Monday, September 28, 2009

Weddings in Korea: How much will it cost to attend?

Here's the question:

The principal of my school invited me to his daughter's wedding. How different are Korean weddings from Western? What kind of gift should I bring? What is appropriate to wear. Are there any big faux paus to avoid?

There are two types of weddings in Korea: Traditional Korean and a Western white wedding. If we really wanted to split hairs, we could throw in different religions which, of course, prescribe to a specific ceremony, but for the most part those two cover the majority of weddings held in Korea.

The traditional wedding is always fun to watch. I had a traditional Korean wedding myself and still love going and watching them if I happen to run into one. They're just that fun. The rest of the weddings that I have been to have been in wedding halls. These are fast, loud and busy affairs where best friends are sitting in the back joking around and talking on their cell-phone as the parents look on -totally expressionless- while the bride is crying uncontrollably. Seriously, I don't like the wedding hall weddings and I don't think I need to say much more to show the contrast between Western and Korean weddings.

If you want a pretty solid summary of weddings and marriage in Korea, Wikipedia offers a pretty comprehensive look at what's going on.

Now, you mentioned clothes and gifts. With clothes, dress seasonally and formally just as you would at home, but as far as a gift goes, it's better to give cash rather than an item. Money is the biggest concern for newlyweds and since some Korean men and women have such unrealistic expectations when it comes to finances, you'll never ever go wrong with a cash gift.

The amount depends on how close you are to the bride/groom. When you walk into the wedding hall or venue, you'll see a table probably sporting an oversized photo along with the name of the soon-to-be-spouses. (On a side note, my wife and I took pictures for over eight hours straight. The pictures turned out great, but it was exhausting to say the least.)

How much money to give?

The standard rate used to go as follows...

* 30,000 won for an acquaintance or someone you're not too close with.

* 50,000+ won for a co-worker or friend.

* 100,000+ for family and old friends (Koreans typically stay in close contact elementary, middle and high-school pals).

Now, however, with the introduction of the 50,000 won note, the minimum has unofficially risen to 50,000 won and, while some people might use the old standard still, it's safe to assume the all the numbers have been adjusted accordingly. Some people even consider how much money to give based on how certain they are the newlyweds will return the favor when it's their turn to get married. For this reason, many Koreans dislike peak seasons because of the high costs.

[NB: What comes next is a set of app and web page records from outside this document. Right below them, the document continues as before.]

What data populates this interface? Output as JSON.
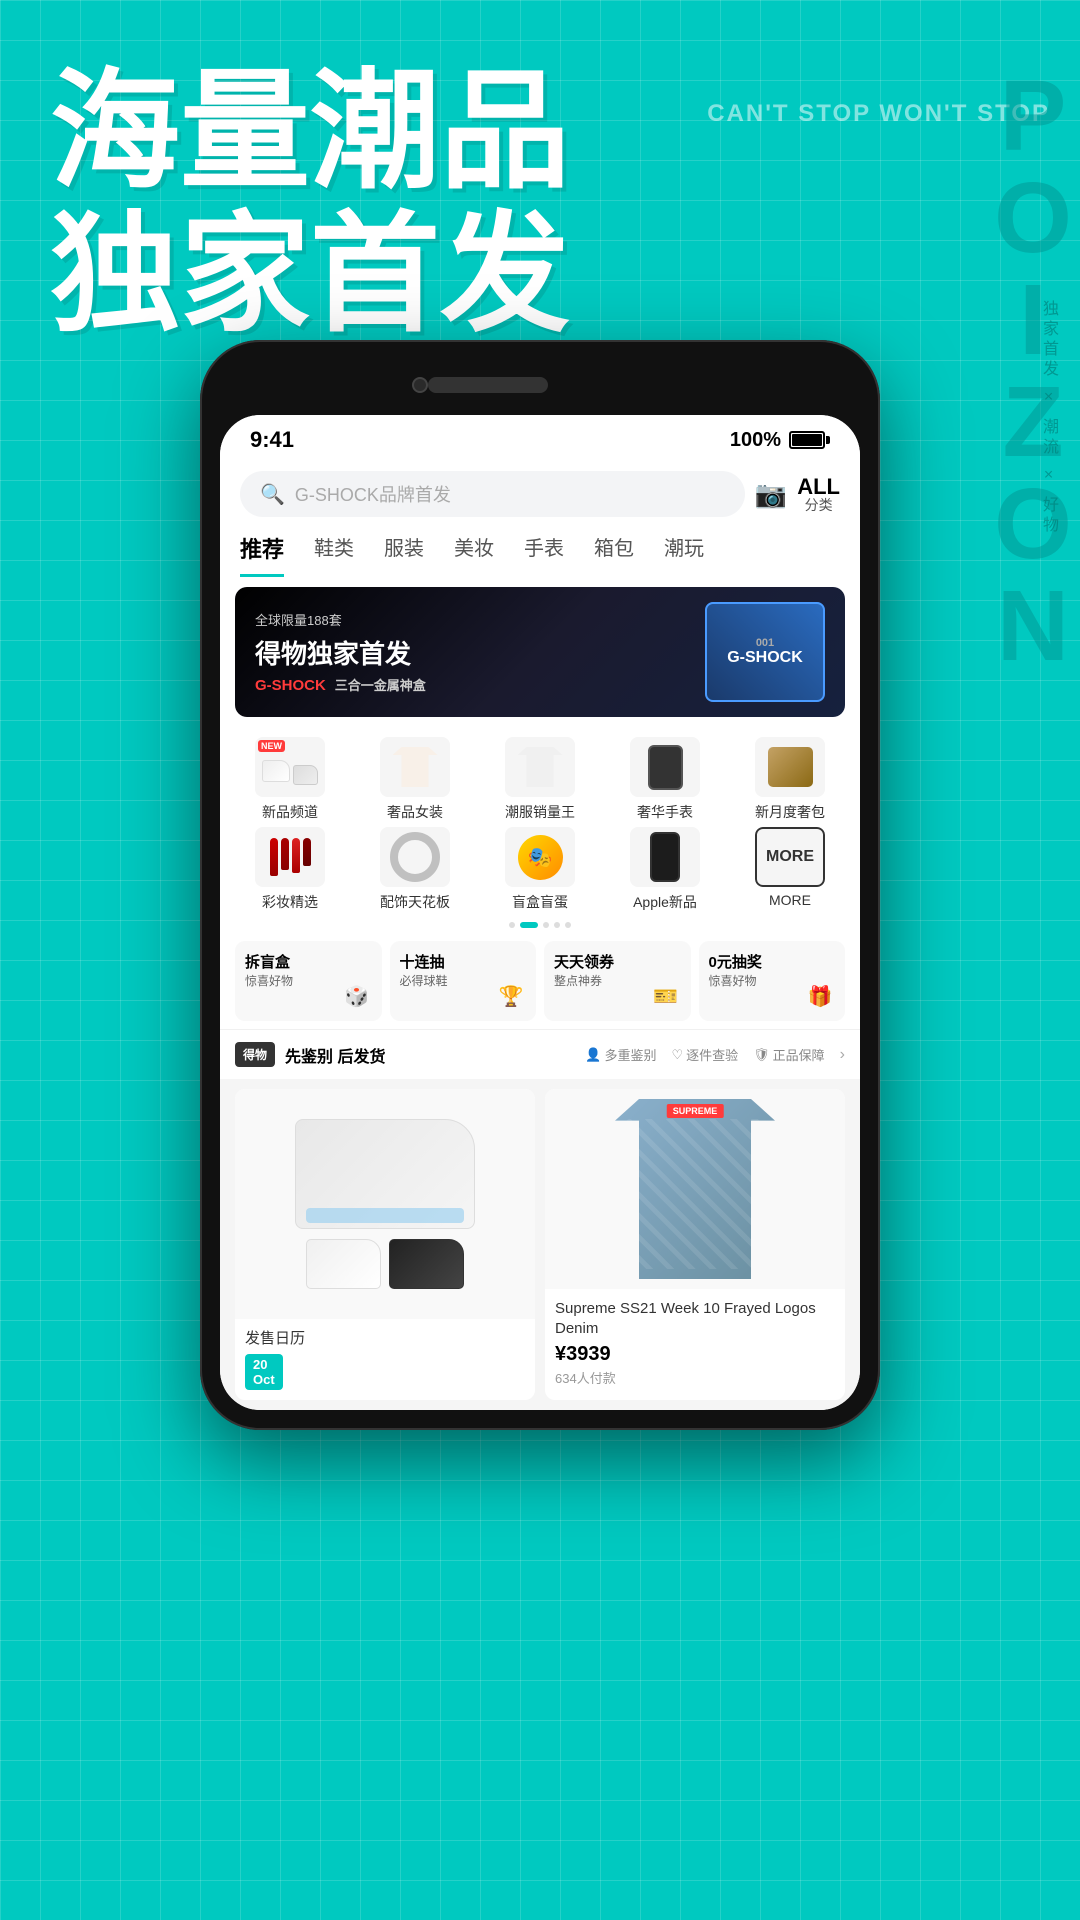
{
  "app": {
    "name": "POIZON",
    "slogan": "CAN'T STOP WON'T STOP",
    "brand_vertical": "POIZON",
    "brand_sub_vertical": "独家首发 × 潮流 × 好物"
  },
  "hero": {
    "line1": "海量潮品",
    "line2": "独家首发"
  },
  "status_bar": {
    "time": "9:41",
    "battery": "100%"
  },
  "search": {
    "placeholder": "G-SHOCK品牌首发",
    "camera_label": "相机",
    "all_label": "ALL",
    "fen_lei": "分类"
  },
  "categories": [
    {
      "id": "recommend",
      "label": "推荐",
      "active": true
    },
    {
      "id": "shoes",
      "label": "鞋类",
      "active": false
    },
    {
      "id": "clothing",
      "label": "服装",
      "active": false
    },
    {
      "id": "beauty",
      "label": "美妆",
      "active": false
    },
    {
      "id": "watch",
      "label": "手表",
      "active": false
    },
    {
      "id": "bag",
      "label": "箱包",
      "active": false
    },
    {
      "id": "trend",
      "label": "潮玩",
      "active": false
    }
  ],
  "banner": {
    "tag": "全球限量188套",
    "title": "得物独家首发",
    "subtitle_brand": "G-SHOCK",
    "subtitle_desc": "三合一金属神盒",
    "box_label": "G-SHOCK"
  },
  "icon_grid": {
    "row1": [
      {
        "id": "new-products",
        "label": "新品频道",
        "badge": "NEW"
      },
      {
        "id": "luxury-women",
        "label": "奢品女装",
        "badge": ""
      },
      {
        "id": "trend-clothing",
        "label": "潮服销量王",
        "badge": ""
      },
      {
        "id": "luxury-watch",
        "label": "奢华手表",
        "badge": ""
      },
      {
        "id": "new-bag",
        "label": "新月度奢包",
        "badge": ""
      }
    ],
    "row2": [
      {
        "id": "makeup",
        "label": "彩妆精选",
        "badge": ""
      },
      {
        "id": "accessories",
        "label": "配饰天花板",
        "badge": ""
      },
      {
        "id": "blind-box",
        "label": "盲盒盲蛋",
        "badge": ""
      },
      {
        "id": "apple",
        "label": "Apple新品",
        "badge": ""
      },
      {
        "id": "more",
        "label": "MORE",
        "badge": ""
      }
    ]
  },
  "promo_cards": [
    {
      "id": "blind-box-open",
      "title": "拆盲盒",
      "sub": "惊喜好物",
      "emoji": "🎲"
    },
    {
      "id": "ten-draw",
      "title": "十连抽",
      "sub": "必得球鞋",
      "emoji": "🏆"
    },
    {
      "id": "daily-coupon",
      "title": "天天领券",
      "sub": "整点神券",
      "emoji": "🎫"
    },
    {
      "id": "free-draw",
      "title": "0元抽奖",
      "sub": "惊喜好物",
      "emoji": "🎁"
    }
  ],
  "auth_strip": {
    "logo": "得物",
    "title": "先鉴别 后发货",
    "items": [
      "多重鉴别",
      "逐件查验",
      "正品保障"
    ]
  },
  "products": [
    {
      "id": "shoe1",
      "name": "发售日历",
      "price": "",
      "sold": "",
      "date": "20 Oct"
    },
    {
      "id": "jacket1",
      "name": "Supreme SS21 Week 10 Frayed Logos Denim",
      "price": "¥3939",
      "sold": "634人付款"
    }
  ],
  "dots": [
    false,
    true,
    false,
    false,
    false
  ],
  "colors": {
    "brand": "#00C9C0",
    "accent_red": "#FF3B3B",
    "black": "#111111",
    "white": "#FFFFFF"
  }
}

The method for payment is simple. Go to 711 and buy some celebratory (or just plain) white envelopes. Stuff some cash in it and write your name on the outside. When you arrive at the venue, hand it to the collection table, sign the book and they'll give you a ticket which will get you into the buffet either before, during or after the ceremony. If you're a little late, then wait to go into the buffet until after the post-wedding pictures have been taken. (I've always had a suspicion that the only reason some people attend these things is to get in the picture. Why else would everyone be so rude and talk during the actual ceremony?)

I always encourage people to go to weddings and it never hurts to be a part of something that is so important to your boss. As far as money goes, I think you'd be safe slipping in 30,000 and calling it a day. After all, you're new to the whole thing, so a 20,000 won (faux) mistake is harmless, right?


daeguowl said...

And if you are close to the bride and/or groom, you should slip the cash to them surreptitiously at some point rather than adding it to the general fund at the front desk, which is likely to be appropriated by the parents...

The Expat said...

Good point. That's what my wife and I had our friends do and we picked up a couple million extra for the honeymoon.

Gomushin Girl said...

haha, at my cousin's wedding (where I arrived late and cashless) my host mother decided I needed "travel money" for having come all the way from Seoul ~ which she appropriated straight from the marital cash pile. Yup, I unfairly profited from a family wedding . . .
that said, the distribution of cash is generally agreed upon in advance by the family, and usually goes to cover wedding expenses and the honeymoon, with anything left over going to setting up house. For a more complete (if slightly out of date) discussion of weddings and the financing in particular, I cannot recommend Kendall's "Getting Married in Korea" strongly enough - an excellent bit of research!
You skipped over religious weddings, church weddings in particular. Catholic weddings follow standard wedding mass format, and even Protestant weddings tend to strongly resemble the standard western wedding more strongly than wedding hall affairs, although followed with a buffet rather than western-style reception party usually. Hotel weddings are similar to the wedding hall style, but generally more restrained.

Gomushin Girl said...

Oh, and although it is not at all Korean custom, it isn't a problem to give a gift rather than cash. Just bring the gift to the cash table. Do not however expect a card of thanks for your gift, whatever form it took. Thank you notes are not traditional, and you won't be seeing one - your thanks took the form of the buffet meal you ate after the wedding.

The Expat said...

I glossed over the religious weddings mostly because they are essentially the same as in the west. Thanks for mentioning it is a little more detail though.

Also, I have never seen presents before as they usually seem to come in the form of tissues at the 집들이 following the honeymoon, but then again, I don't pay attention to the cash table that much either.

Question though: Even if the family agrees as to where the cash goes, would it be fair to say that some (if not most) people encourage their close friends to give them the cash? I know that my wife and I always ask what they'd like us to do with the cash and nine times out of ten, they ask for it directly.

That, or I have a lot of poor, classless friends. ;)

Gomushin Girl said...

We're not saying that most people wouldn't prefer cash, or even think that something else is possible. Just that, if you're not so inclined for whatever reason, you can give something other than cash.^^

WarWagonBJJ said...

Hi There, I am planing on getting married on this coming October with my Korean fiancée. I am supost to have a talk with her father on this weekend to settle up the details. I am really worried about money issues, how can I handle wedding payment? Should I pay for all, or discuss with her father? I make more money than them, probably double. Do you have any idea how much it cost in total, please? Cheers and Thanks

MATINA said...

I was diagnosed as HEPATITIS B carrier in 2013 with fibrosis of the
liver already present. I started on antiviral medications which
reduced the viral load initially. After a couple of years the virus
became resistant. I started on HEPATITIS B Herbal treatment from
ULTIMATE LIFE CLINIC ( in March, 2020. Their
treatment totally reversed the virus. I did another blood test after
the 6 months long treatment and tested negative to the virus. Amazing
treatment! This treatment is a breakthrough for all HBV carriers.